──────── Record set
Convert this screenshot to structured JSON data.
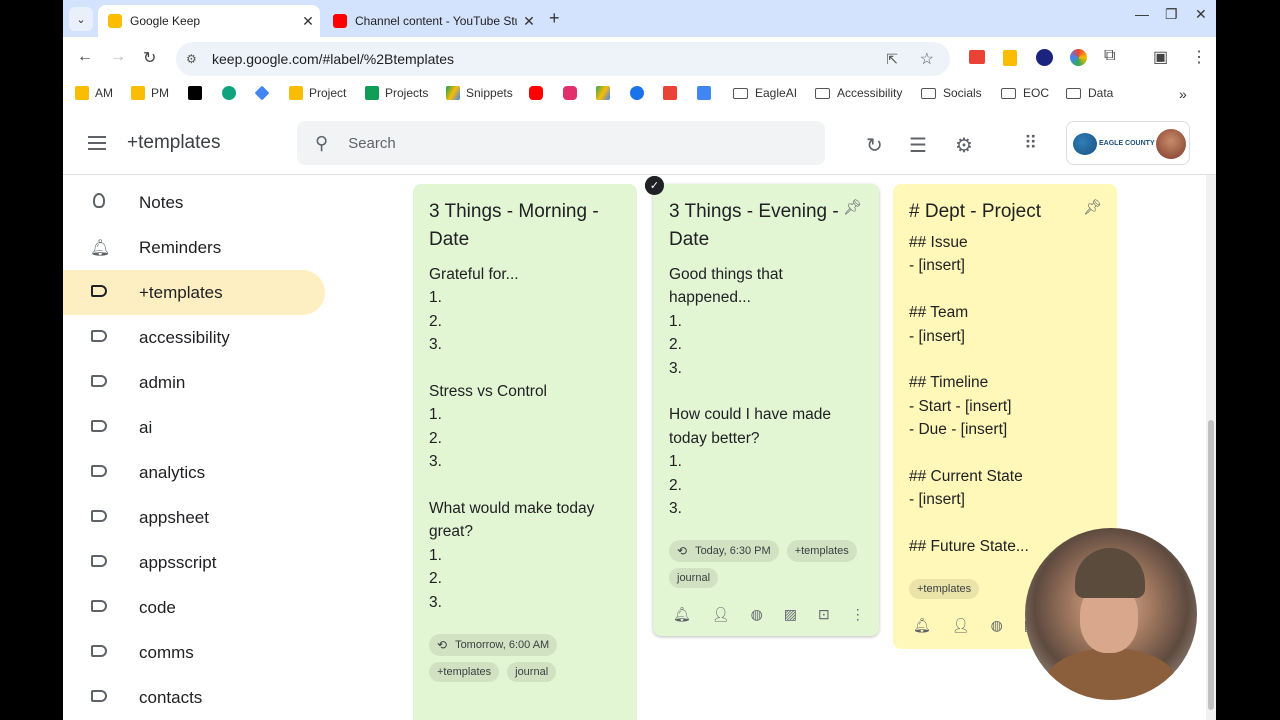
{
  "browser": {
    "tabs": [
      {
        "title": "Google Keep",
        "active": true,
        "favicon_color": "#fbbc04"
      },
      {
        "title": "Channel content - YouTube Stu",
        "active": false,
        "favicon_color": "#ff0000"
      }
    ],
    "url": "keep.google.com/#label/%2Btemplates",
    "bookmarks": [
      {
        "label": "AM",
        "icon": "keep-icon",
        "color": "#fbbc04"
      },
      {
        "label": "PM",
        "icon": "keep-icon",
        "color": "#fbbc04"
      },
      {
        "label": "",
        "icon": "x-icon",
        "color": "#000000"
      },
      {
        "label": "",
        "icon": "chatgpt-icon",
        "color": "#10a37f"
      },
      {
        "label": "",
        "icon": "gemini-icon",
        "color": "#4285f4"
      },
      {
        "label": "Project",
        "icon": "keep-icon",
        "color": "#fbbc04"
      },
      {
        "label": "Projects",
        "icon": "sheets-icon",
        "color": "#0f9d58"
      },
      {
        "label": "Snippets",
        "icon": "drive-icon",
        "color": "#4285f4"
      },
      {
        "label": "",
        "icon": "youtube-icon",
        "color": "#ff0000"
      },
      {
        "label": "",
        "icon": "instagram-icon",
        "color": "#e1306c"
      },
      {
        "label": "",
        "icon": "drive-icon",
        "color": "#34a853"
      },
      {
        "label": "",
        "icon": "meet-icon",
        "color": "#1a73e8"
      },
      {
        "label": "",
        "icon": "gmail-icon",
        "color": "#ea4335"
      },
      {
        "label": "",
        "icon": "calendar-icon",
        "color": "#4285f4"
      },
      {
        "label": "EagleAI",
        "icon": "folder-icon",
        "color": "#555555"
      },
      {
        "label": "Accessibility",
        "icon": "folder-icon",
        "color": "#555555"
      },
      {
        "label": "Socials",
        "icon": "folder-icon",
        "color": "#555555"
      },
      {
        "label": "EOC",
        "icon": "folder-icon",
        "color": "#555555"
      },
      {
        "label": "Data",
        "icon": "folder-icon",
        "color": "#555555"
      }
    ]
  },
  "keep": {
    "title": "+templates",
    "search_placeholder": "Search",
    "account_org": "EAGLE COUNTY"
  },
  "sidebar": {
    "items": [
      {
        "label": "Notes",
        "icon": "lightbulb-icon",
        "active": false
      },
      {
        "label": "Reminders",
        "icon": "bell-icon",
        "active": false
      },
      {
        "label": "+templates",
        "icon": "label-icon",
        "active": true
      },
      {
        "label": "accessibility",
        "icon": "label-icon",
        "active": false
      },
      {
        "label": "admin",
        "icon": "label-icon",
        "active": false
      },
      {
        "label": "ai",
        "icon": "label-icon",
        "active": false
      },
      {
        "label": "analytics",
        "icon": "label-icon",
        "active": false
      },
      {
        "label": "appsheet",
        "icon": "label-icon",
        "active": false
      },
      {
        "label": "appsscript",
        "icon": "label-icon",
        "active": false
      },
      {
        "label": "code",
        "icon": "label-icon",
        "active": false
      },
      {
        "label": "comms",
        "icon": "label-icon",
        "active": false
      },
      {
        "label": "contacts",
        "icon": "label-icon",
        "active": false
      }
    ]
  },
  "notes": [
    {
      "title": "3 Things - Morning - Date",
      "body": "Grateful for...\n1.\n2.\n3.\n\nStress vs Control\n1.\n2.\n3.\n\nWhat would make today great?\n1.\n2.\n3.",
      "reminder": "Tomorrow, 6:00 AM",
      "labels": [
        "+templates",
        "journal"
      ],
      "color": "#e2f6d3"
    },
    {
      "title": "3 Things - Evening - Date",
      "body": "Good things that happened...\n1.\n2.\n3.\n\nHow could I have made today better?\n1.\n2.\n3.",
      "reminder": "Today, 6:30 PM",
      "labels": [
        "+templates",
        "journal"
      ],
      "color": "#e2f6d3"
    },
    {
      "title": "# Dept - Project",
      "body": "## Issue\n- [insert]\n\n## Team\n- [insert]\n\n## Timeline\n- Start - [insert]\n- Due - [insert]\n\n## Current State\n- [insert]\n\n## Future State...",
      "labels": [
        "+templates"
      ],
      "color": "#fff8b8"
    }
  ]
}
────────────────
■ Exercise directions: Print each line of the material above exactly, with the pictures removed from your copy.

■ Your response:
Convert this screenshot to structured JSON data.
{
  "browser": {
    "tabs": [
      {
        "title": "Google Keep",
        "active": true,
        "favicon_color": "#fbbc04"
      },
      {
        "title": "Channel content - YouTube Stu",
        "active": false,
        "favicon_color": "#ff0000"
      }
    ],
    "url": "keep.google.com/#label/%2Btemplates",
    "bookmarks": [
      {
        "label": "AM",
        "icon": "keep-icon",
        "color": "#fbbc04"
      },
      {
        "label": "PM",
        "icon": "keep-icon",
        "color": "#fbbc04"
      },
      {
        "label": "",
        "icon": "x-icon",
        "color": "#000000"
      },
      {
        "label": "",
        "icon": "chatgpt-icon",
        "color": "#10a37f"
      },
      {
        "label": "",
        "icon": "gemini-icon",
        "color": "#4285f4"
      },
      {
        "label": "Project",
        "icon": "keep-icon",
        "color": "#fbbc04"
      },
      {
        "label": "Projects",
        "icon": "sheets-icon",
        "color": "#0f9d58"
      },
      {
        "label": "Snippets",
        "icon": "drive-icon",
        "color": "#4285f4"
      },
      {
        "label": "",
        "icon": "youtube-icon",
        "color": "#ff0000"
      },
      {
        "label": "",
        "icon": "instagram-icon",
        "color": "#e1306c"
      },
      {
        "label": "",
        "icon": "drive-icon",
        "color": "#34a853"
      },
      {
        "label": "",
        "icon": "meet-icon",
        "color": "#1a73e8"
      },
      {
        "label": "",
        "icon": "gmail-icon",
        "color": "#ea4335"
      },
      {
        "label": "",
        "icon": "calendar-icon",
        "color": "#4285f4"
      },
      {
        "label": "EagleAI",
        "icon": "folder-icon",
        "color": "#555555"
      },
      {
        "label": "Accessibility",
        "icon": "folder-icon",
        "color": "#555555"
      },
      {
        "label": "Socials",
        "icon": "folder-icon",
        "color": "#555555"
      },
      {
        "label": "EOC",
        "icon": "folder-icon",
        "color": "#555555"
      },
      {
        "label": "Data",
        "icon": "folder-icon",
        "color": "#555555"
      }
    ]
  },
  "keep": {
    "title": "+templates",
    "search_placeholder": "Search",
    "account_org": "EAGLE COUNTY"
  },
  "sidebar": {
    "items": [
      {
        "label": "Notes",
        "icon": "lightbulb-icon",
        "active": false
      },
      {
        "label": "Reminders",
        "icon": "bell-icon",
        "active": false
      },
      {
        "label": "+templates",
        "icon": "label-icon",
        "active": true
      },
      {
        "label": "accessibility",
        "icon": "label-icon",
        "active": false
      },
      {
        "label": "admin",
        "icon": "label-icon",
        "active": false
      },
      {
        "label": "ai",
        "icon": "label-icon",
        "active": false
      },
      {
        "label": "analytics",
        "icon": "label-icon",
        "active": false
      },
      {
        "label": "appsheet",
        "icon": "label-icon",
        "active": false
      },
      {
        "label": "appsscript",
        "icon": "label-icon",
        "active": false
      },
      {
        "label": "code",
        "icon": "label-icon",
        "active": false
      },
      {
        "label": "comms",
        "icon": "label-icon",
        "active": false
      },
      {
        "label": "contacts",
        "icon": "label-icon",
        "active": false
      }
    ]
  },
  "notes": [
    {
      "title": "3 Things - Morning - Date",
      "body": "Grateful for...\n1.\n2.\n3.\n\nStress vs Control\n1.\n2.\n3.\n\nWhat would make today great?\n1.\n2.\n3.",
      "reminder": "Tomorrow, 6:00 AM",
      "labels": [
        "+templates",
        "journal"
      ],
      "color": "#e2f6d3"
    },
    {
      "title": "3 Things - Evening - Date",
      "body": "Good things that happened...\n1.\n2.\n3.\n\nHow could I have made today better?\n1.\n2.\n3.",
      "reminder": "Today, 6:30 PM",
      "labels": [
        "+templates",
        "journal"
      ],
      "color": "#e2f6d3"
    },
    {
      "title": "# Dept - Project",
      "body": "## Issue\n- [insert]\n\n## Team\n- [insert]\n\n## Timeline\n- Start - [insert]\n- Due - [insert]\n\n## Current State\n- [insert]\n\n## Future State...",
      "labels": [
        "+templates"
      ],
      "color": "#fff8b8"
    }
  ]
}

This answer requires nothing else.